[Source data]
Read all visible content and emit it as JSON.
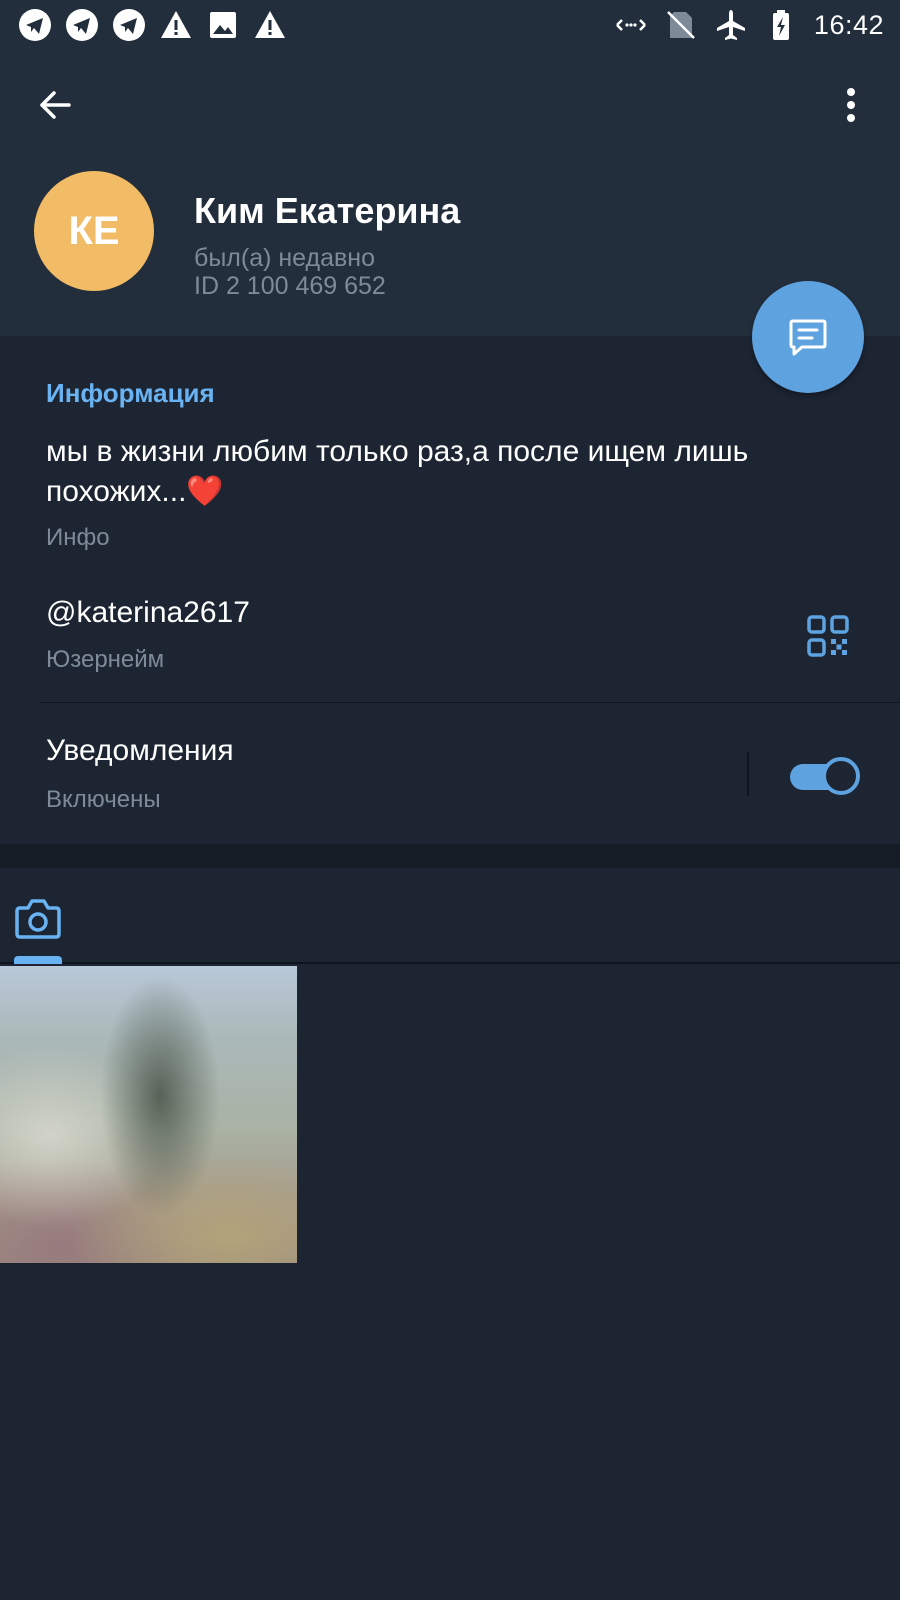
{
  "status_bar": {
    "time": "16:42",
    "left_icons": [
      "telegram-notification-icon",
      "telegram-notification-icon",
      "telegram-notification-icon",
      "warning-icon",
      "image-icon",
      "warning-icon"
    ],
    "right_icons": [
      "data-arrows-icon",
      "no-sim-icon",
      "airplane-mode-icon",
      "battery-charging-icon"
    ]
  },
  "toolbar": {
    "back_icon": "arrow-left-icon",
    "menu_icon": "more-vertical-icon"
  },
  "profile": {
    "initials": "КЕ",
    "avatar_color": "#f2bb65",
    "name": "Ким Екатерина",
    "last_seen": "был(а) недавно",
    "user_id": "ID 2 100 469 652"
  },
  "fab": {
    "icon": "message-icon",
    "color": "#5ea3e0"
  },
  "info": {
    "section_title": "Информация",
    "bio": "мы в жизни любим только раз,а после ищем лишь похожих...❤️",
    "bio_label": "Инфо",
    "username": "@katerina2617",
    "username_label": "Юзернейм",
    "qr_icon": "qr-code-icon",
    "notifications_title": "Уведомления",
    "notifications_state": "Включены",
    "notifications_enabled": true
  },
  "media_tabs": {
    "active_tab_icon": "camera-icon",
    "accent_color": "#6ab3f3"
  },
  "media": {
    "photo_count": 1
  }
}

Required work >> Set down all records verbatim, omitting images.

Answer for the task >>
Read all visible content and emit it as JSON.
{
  "status_bar": {
    "time": "16:42",
    "left_icons": [
      "telegram-notification-icon",
      "telegram-notification-icon",
      "telegram-notification-icon",
      "warning-icon",
      "image-icon",
      "warning-icon"
    ],
    "right_icons": [
      "data-arrows-icon",
      "no-sim-icon",
      "airplane-mode-icon",
      "battery-charging-icon"
    ]
  },
  "toolbar": {
    "back_icon": "arrow-left-icon",
    "menu_icon": "more-vertical-icon"
  },
  "profile": {
    "initials": "КЕ",
    "avatar_color": "#f2bb65",
    "name": "Ким Екатерина",
    "last_seen": "был(а) недавно",
    "user_id": "ID 2 100 469 652"
  },
  "fab": {
    "icon": "message-icon",
    "color": "#5ea3e0"
  },
  "info": {
    "section_title": "Информация",
    "bio": "мы в жизни любим только раз,а после ищем лишь похожих...❤️",
    "bio_label": "Инфо",
    "username": "@katerina2617",
    "username_label": "Юзернейм",
    "qr_icon": "qr-code-icon",
    "notifications_title": "Уведомления",
    "notifications_state": "Включены",
    "notifications_enabled": true
  },
  "media_tabs": {
    "active_tab_icon": "camera-icon",
    "accent_color": "#6ab3f3"
  },
  "media": {
    "photo_count": 1
  }
}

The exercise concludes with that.